The Centers for Disease Control and Prevention recommends pharyngeal screening of Neisseria gonorrhoeae (GC) and rectal screening of GC and Chlamydia trachomatis (CT) in HIV-infected and at-risk men who have sex with men (MSM). There are currently no recommendations to routinely screen women at extragenital sites. We define the prevalence of extragenital GC and CT in women attending 2 urban sexually transmitted disease clinics in Baltimore City and compare it with the prevalence of extragenital infections in MSM and men who have sex with women.
All patients who reported extragenital exposures in the preceding 3 months, who presented for care between June 1, 2011, and May 31, 2013, and who were tested for GC and CT using nucleic acid amplification tests at all sites of exposure were included in the analyses. We used logistic regression models to identify risk factors for extragenital infections.

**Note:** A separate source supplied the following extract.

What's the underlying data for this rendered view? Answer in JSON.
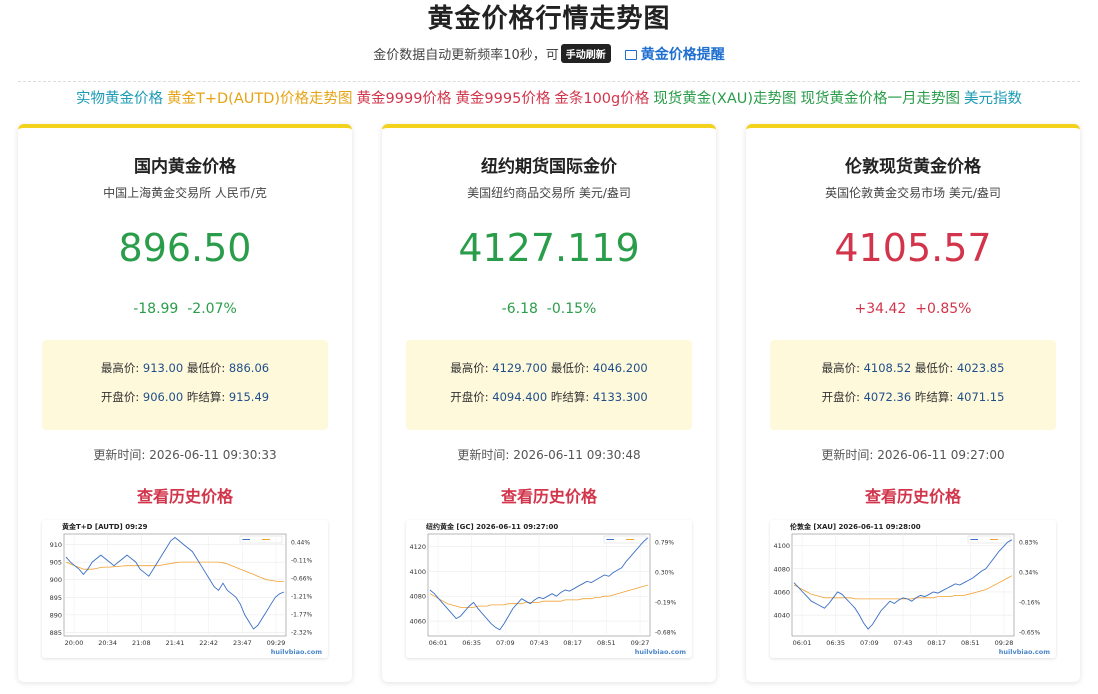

A total of 10,389 patients were included in this analysis (88% African American; mean age, 29 years; 42% women; 7% MSM; 2.5% HIV infected). The prevalence estimates of any extragenital GC and CT were as follows: 2.4% GC and 3.7% CT in women, 2.6% GC and 1.6% CT in men who have sex with women, and 18.9% GC and 11.8% CT in MSM. Among women, 30.3% of GC infections and 13.8% of CT infections would have been missed with urogenital-only testing. Unlike MSM, age ≤ 18 years was the strongest predictor of extragenital infections in women.
Although the prevalence of extragenital gonorrhea and chlamydia is highest in MSM, a significant number of GC and CT infections in young women would be missed with genital-only testing. Cost-effectiveness analyses are needed to help inform national guidelines on extragenital screening in young women.